(Just to be clear, this isn’t to accuse Michael of being a Mary Sue or overly perfect character. The mutiny alone disproves that. Certainly she’s an attractive, physically capable genius Who Is Right, but then most protagonists are – most Star Trek protagonists definitely are.)
To Saru’s credit, he vindicates himself shortly afterwards. There are several smaller craft coming their way from the prison ship, but Saru notices that far from coming in to attack Discovery, they seem to be chasing the lead craft – and works out what we at home already know, that their captain’s on that one. They beam Lorca and his pal aboard, but aren’t out of the woods yet – doing so draws the attention of the Klingons.
Saru orders a mushroom-jump out of there, but with Ripper well and truly out of commission, all seems hopeless. But then, what do you know, they make the jump after all. Once out of danger, they go down to the engine room to find Stametz, collapsed and bleeding in the mushroom chamber, having shot himself full of Ripper’s DNA.
Fortunately, he survives this – to the immense surprise of Saru, who seems to have absolutely no idea how to take a hu-mon pulse. He and his boyfriend Culber, the Chief Medical Officer, have quite a heartfelt debrief afterwards, which is only slightly marred by the fact that while it’s happening, they’re using space-toothbrushes that look a bit like sex toys. Still, it’s not like Kirk and Spock were any less gratuitous. This is basically the confirmation Stametz and Culber are together, but again, as with Kirk and Spock, people haven’t been shy about guessing.
As for Saru, he decides to scrap the program that weighs him against past captains, and confesses to Michael that ultimately he’s been both angry and resentful of her – his hope had been that she’d get her own command and he would become Georgiou’s first officer. Instead he ended up with Lorca on the SS Animal Testing. Which seems like it might just be more of Michael being The Person Who Was Right – especially when she says he made a good acting captain – but then she gives him Georgiou’s telescope, reasoning he has more right to it.
Speaking of animal testing, Michael and Tilly decide to deal with the Ripper issue once and for all by setting him free. Once out of the airlock, he immediately uncurls in relief – the opposite of what you’d expect in the vacuum of space, really – and zips off through the mushroom dimension as a beam of light. Michael and Tilly watch, fairly certain this one was the right decision.
So far, Star Trek: Discovery has been pretty strongly arc-driven, and while that’s still in full effect this week has also been a lot closer to the more episodic setups most people think of when they think of Trek. And, again like the older series, in this one we had the captain getting about and doing stuff, rather than just being Michael’s superior as he has been previously. Both Kirk and Picard were at various points captured and tortured, so it’s got fine precedent – it’d just be a shame if this has to come at the expense of Michael and the rest of the gang.

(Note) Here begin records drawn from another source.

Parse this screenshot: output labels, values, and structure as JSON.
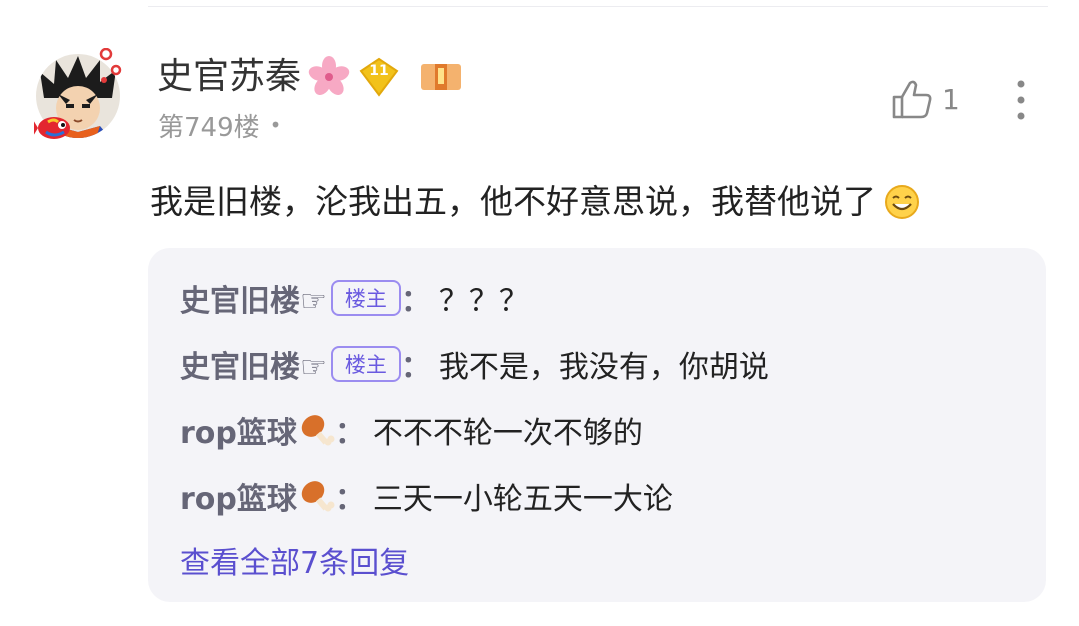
{
  "comment": {
    "username": "史官苏秦",
    "level": "11",
    "floor": "第749楼",
    "floor_dot": "•",
    "like_count": "1",
    "content": "我是旧楼，沦我出五，他不好意思说，我替他说了"
  },
  "replies": [
    {
      "user": "史官旧楼☞",
      "badge": "楼主",
      "colon": "：",
      "text": "？？？"
    },
    {
      "user": "史官旧楼☞",
      "badge": "楼主",
      "colon": "：",
      "text": "我不是，我没有，你胡说"
    },
    {
      "user": "rop篮球",
      "badge": "",
      "colon": "：",
      "text": "不不不轮一次不够的"
    },
    {
      "user": "rop篮球",
      "badge": "",
      "colon": "：",
      "text": "三天一小轮五天一大论"
    }
  ],
  "view_all_label": "查看全部7条回复",
  "colors": {
    "accent": "#5a4fcf",
    "badge_border": "#9b8cf0",
    "reply_bg": "#f4f4f8",
    "level_gold": "#f2c21a"
  },
  "icons": [
    "flower-icon",
    "level-badge-icon",
    "medal-icon",
    "thumbs-up-icon",
    "more-vertical-icon",
    "smile-emoji-icon",
    "drumstick-icon"
  ]
}
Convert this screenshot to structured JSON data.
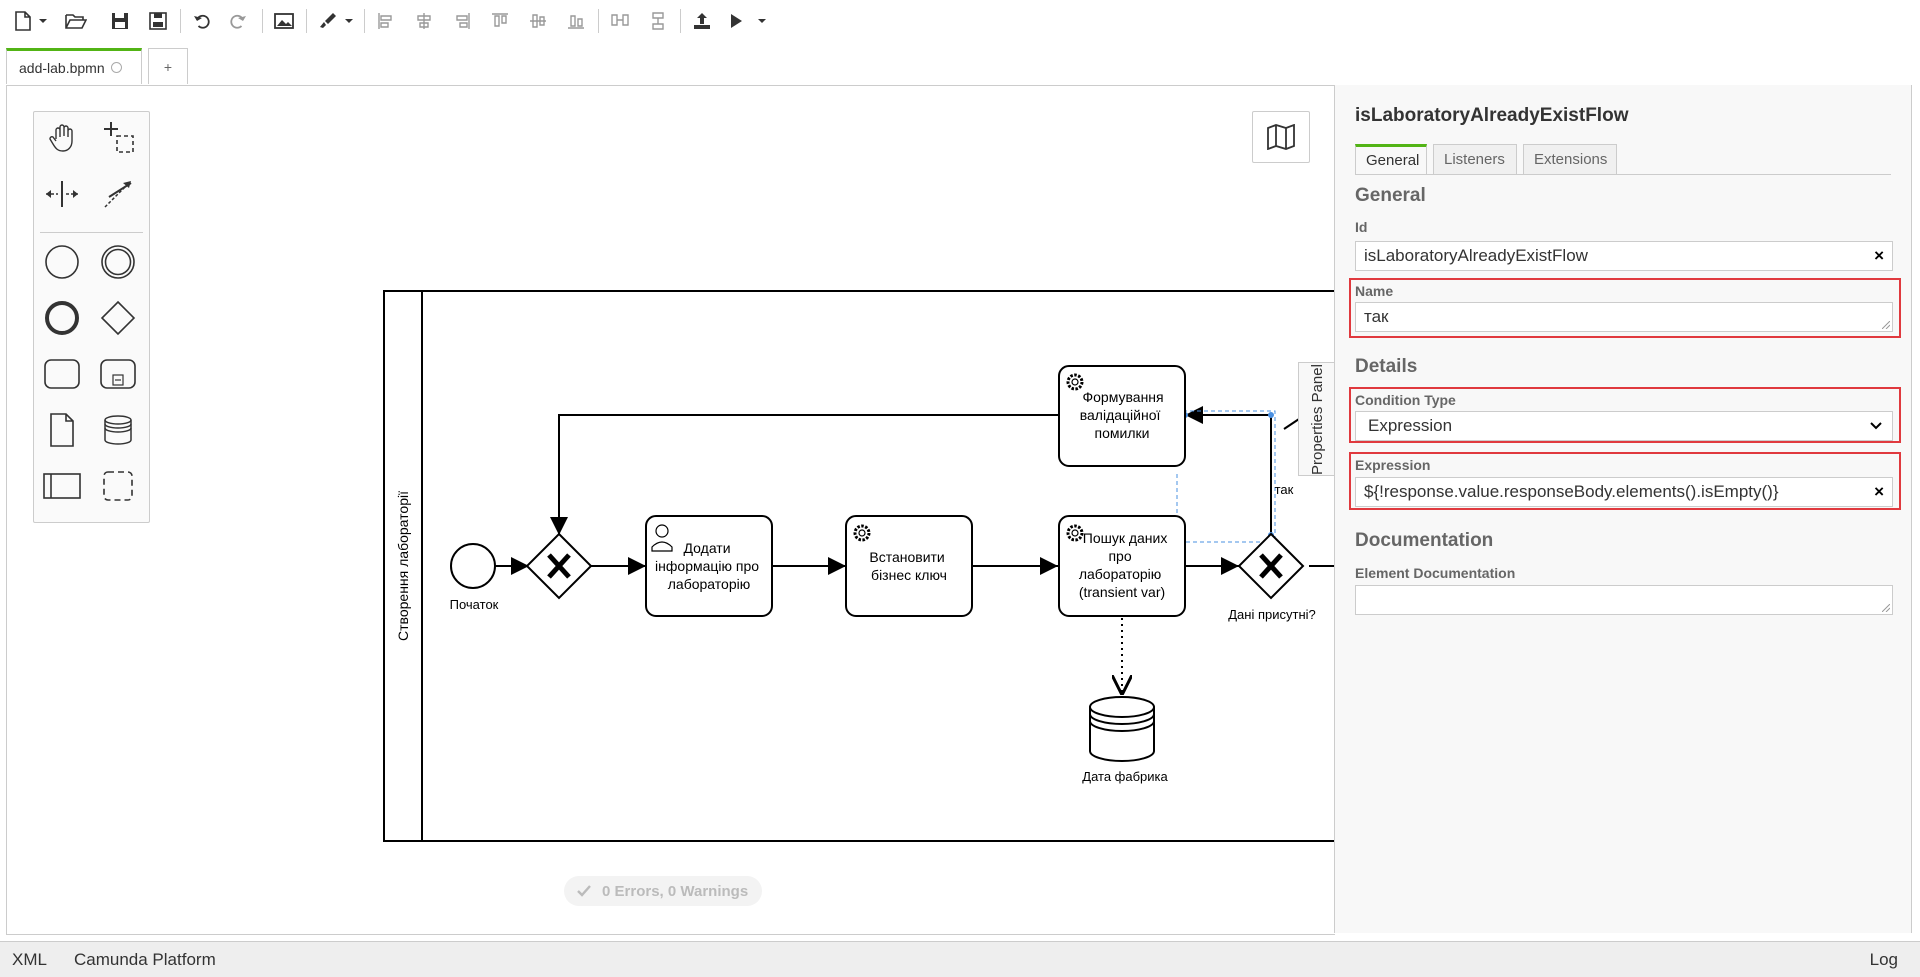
{
  "tabs": {
    "file": "add-lab.bpmn",
    "add": "+"
  },
  "diagram": {
    "lane_label": "Створення лабораторії",
    "start_label": "Початок",
    "task_add_info": [
      "Додати",
      "інформацію про",
      "лабораторію"
    ],
    "task_business_key": [
      "Встановити",
      "бізнес ключ"
    ],
    "task_search": [
      "Пошук даних",
      "про",
      "лабораторію",
      "(transient var)"
    ],
    "task_error": [
      "Формування",
      "валідаційної",
      "помилки"
    ],
    "gateway_label": "Дані присутні?",
    "flow_label": "так",
    "datastore_label": "Дата фабрика"
  },
  "status": {
    "errors": "0 Errors, 0 Warnings"
  },
  "properties_toggle": "Properties Panel",
  "properties": {
    "element_title": "isLaboratoryAlreadyExistFlow",
    "tabs": [
      "General",
      "Listeners",
      "Extensions"
    ],
    "general_group": "General",
    "id_label": "Id",
    "id_value": "isLaboratoryAlreadyExistFlow",
    "name_label": "Name",
    "name_value": "так",
    "details_group": "Details",
    "condition_type_label": "Condition Type",
    "condition_type_value": "Expression",
    "expression_label": "Expression",
    "expression_value": "${!response.value.responseBody.elements().isEmpty()}",
    "documentation_group": "Documentation",
    "element_doc_label": "Element Documentation",
    "element_doc_value": ""
  },
  "statusbar": {
    "xml": "XML",
    "platform": "Camunda Platform",
    "log": "Log"
  },
  "colors": {
    "accent": "#52b415",
    "highlight": "#e0393e",
    "selection": "#4a90e2"
  }
}
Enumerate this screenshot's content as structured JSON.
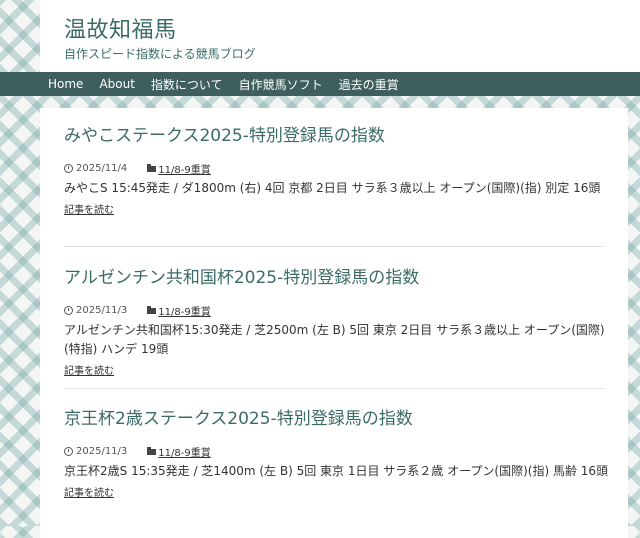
{
  "site": {
    "title": "温故知福馬",
    "description": "自作スピード指数による競馬ブログ"
  },
  "nav": [
    "Home",
    "About",
    "指数について",
    "自作競馬ソフト",
    "過去の重賞"
  ],
  "colors": {
    "accent": "#3b6b68",
    "nav_bg": "#3e5f5d"
  },
  "posts": [
    {
      "title": "みやこステークス2025-特別登録馬の指数",
      "date": "2025/11/4",
      "category": "11/8-9重賞",
      "excerpt": "みやこS 15:45発走 / ダ1800m (右) 4回 京都 2日目 サラ系３歳以上 オープン(国際)(指) 別定 16頭",
      "more": "記事を読む"
    },
    {
      "title": "アルゼンチン共和国杯2025-特別登録馬の指数",
      "date": "2025/11/3",
      "category": "11/8-9重賞",
      "excerpt": "アルゼンチン共和国杯15:30発走 / 芝2500m (左 B) 5回 東京 2日目 サラ系３歳以上 オープン(国際)(特指) ハンデ 19頭",
      "more": "記事を読む"
    },
    {
      "title": "京王杯2歳ステークス2025-特別登録馬の指数",
      "date": "2025/11/3",
      "category": "11/8-9重賞",
      "excerpt": "京王杯2歳S 15:35発走 / 芝1400m (左 B) 5回 東京 1日目 サラ系２歳 オープン(国際)(指) 馬齢 16頭",
      "more": "記事を読む"
    }
  ]
}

The Trek essentials
‘to explore strange new worlds’: Sadly, still not much of this going on, unless you count Trek showing a gay couple without a flimsy pretense that they’re just really, really good friends who just happen to hold hands and go to dinner together and probably French-kiss.
‘to seek out new life and new civilisations’: I’m certainly looking forward to the Ripper spin-off series, anyway.
‘to boldly go where no one has gone before’: Mudd says these exact words to throw the Starfleet ethos back in Lorca’s face – with reference to exactly what it’s gotten them (war) and what it’s got him in particular (taken prisoner).